  • At CreateSpace, your book will be unavailable for about 12-24 hours while your file is being reviewed. So if the changes can wait, it would be a good idea to pick a day and time where sales may be relatively slow. Study your sales rank history at AuthorCentral for help planning this, and also consider what marketing you have going on and coming soon. Sometimes your book can be back online in less than 12 hours. However, even if you make a minor change to your interior file, your cover file can get changed for the worse (even if you don’t change your cover), and it can take several days to fully resolve this. Hope for the best, but plan for the worst-case scenario.
  • Most things, including your blurb, author photo, biography, and book files probably shouldn’t be changed when sales are going well. If sales start to drop off, that may be a better time to change things up and see if they help or hurt.

I’ve revised several of my books and blurbs in 2013 (and I’m still not finished with it). For me, it has been a year of revisions. I have a few projects that I wanted to complete in 2013, but which I have yet to begin, because I have spent so much time making revisions.

It started with one of my math workbooks. I had a request from a parent that would help one of my math workbooks better meet the needs of parents, so I devoted some time toward this. At about the same time, I also updated a couple of the covers of my math workbooks. Those I was able to improve without making the cover look significantly different. (I have a couple of other math workbooks that I’d like to give a makeover, but I haven’t because I don’t want anyone to accidentally buy the same book twice.)

Next, I made numerous revisions to my conceptual chemistry book. I completely revised thousands of symbols that were originally typeset as equations, realizing that they would format better as text with superscripts and subscripts. This was extremely time-consuming and took several edits. I have about 40 different versions of the eBook file, and dozens more of the paperback editions. I’ve never edited anything this much before, and hope to avoid such extensive editing in the future.

I’ve updated my self-publishing books a few times because every time I make a revision, something new seems to come out. My original (i.e. 2009) self-publishing book needs a major overhaul. I’ve been wanting to do this for a couple of years, but it needs so much work, I generally put it on the backburner and work on something else. I plan to finally do this by the year’s end.

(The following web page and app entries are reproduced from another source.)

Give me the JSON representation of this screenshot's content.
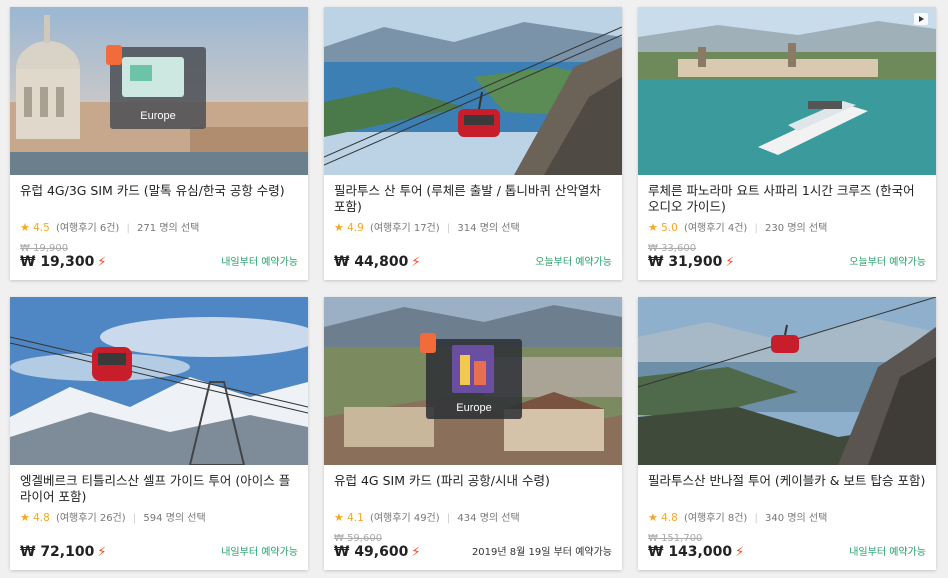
{
  "currency_symbol": "₩",
  "cards": [
    {
      "title": "유럽 4G/3G SIM 카드 (말톡 유심/한국 공항 수령)",
      "rating": "4.5",
      "reviews": "(여행후기 6건)",
      "chosen": "271 명의 선택",
      "original_price": "₩ 19,900",
      "price": "₩ 19,300",
      "availability": "내일부터 예약가능",
      "image_label": "Europe"
    },
    {
      "title": "필라투스 산 투어 (루체른 출발 / 톱니바퀴 산악열차 포함)",
      "rating": "4.9",
      "reviews": "(여행후기 17건)",
      "chosen": "314 명의 선택",
      "original_price": "",
      "price": "₩ 44,800",
      "availability": "오늘부터 예약가능"
    },
    {
      "title": "루체른 파노라마 요트 사파리 1시간 크루즈 (한국어 오디오 가이드)",
      "rating": "5.0",
      "reviews": "(여행후기 4건)",
      "chosen": "230 명의 선택",
      "original_price": "₩ 33,600",
      "price": "₩ 31,900",
      "availability": "오늘부터 예약가능"
    },
    {
      "title": "엥겔베르크 티틀리스산 셀프 가이드 투어 (아이스 플라이어 포함)",
      "rating": "4.8",
      "reviews": "(여행후기 26건)",
      "chosen": "594 명의 선택",
      "original_price": "",
      "price": "₩ 72,100",
      "availability": "내일부터 예약가능"
    },
    {
      "title": "유럽 4G SIM 카드 (파리 공항/시내 수령)",
      "rating": "4.1",
      "reviews": "(여행후기 49건)",
      "chosen": "434 명의 선택",
      "original_price": "₩ 59,600",
      "price": "₩ 49,600",
      "availability": "2019년 8월 19일 부터 예약가능",
      "image_label": "Europe"
    },
    {
      "title": "필라투스산 반나절 투어 (케이블카 & 보트 탑승 포함)",
      "rating": "4.8",
      "reviews": "(여행후기 8건)",
      "chosen": "340 명의 선택",
      "original_price": "₩ 151,700",
      "price": "₩ 143,000",
      "availability": "내일부터 예약가능"
    }
  ],
  "colors": {
    "star": "#f5a623",
    "bolt": "#f24b2a",
    "availability": "#27a36b"
  },
  "icons": [
    "star-icon",
    "lightning-icon",
    "sim-card-icon",
    "video-play-icon"
  ]
}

Presently, I’m adding indexes to my new (i.e. 2012/2013) self-publishing books (i.e. Volumes 1 and 2 of the “Detailed Guide”). It’s amazing how much work is involved in making a thorough index. And it’s thorough; it may add another 20 pages (with two columns) to the book. I hope to have the index for Volume 1 finished today or tomorrow. Then I have a list of revisions to make, like mentioning the new Countdown Deal, but this should be quick and painless.

I’ll be combining Volumes 1 and 2 into an omnibus edition. I hope to have it out by Read Tuesday. Then I can get back to the major overhaul of my original self-publishing book.

I have some other minor revisions that I’ve made (correcting a few typos that I’ve discovered here and there), and a couple of covers that have some printing variations that could use a fix.

I’ve changed many of my blurbs extensively this year. In most cases, this had a very significant improvement on sales, often immediately. It’s amazing what boldface, italics, bulleted lists, and splitting a long paragraph up into shorter paragraphs can do.

How about you? Have you had any fun with revisions this year?

Chris McMullen, author of A Detailed Guide to Self-Publishing with Amazon and Other Online Booksellers, Vol. 1 (formatting/publishing) and Vol. 2 (packaging/marketing), Facebook page, Twitter

Check out Read Tuesday (a Black Friday event just for books): website, Facebook page, Twitter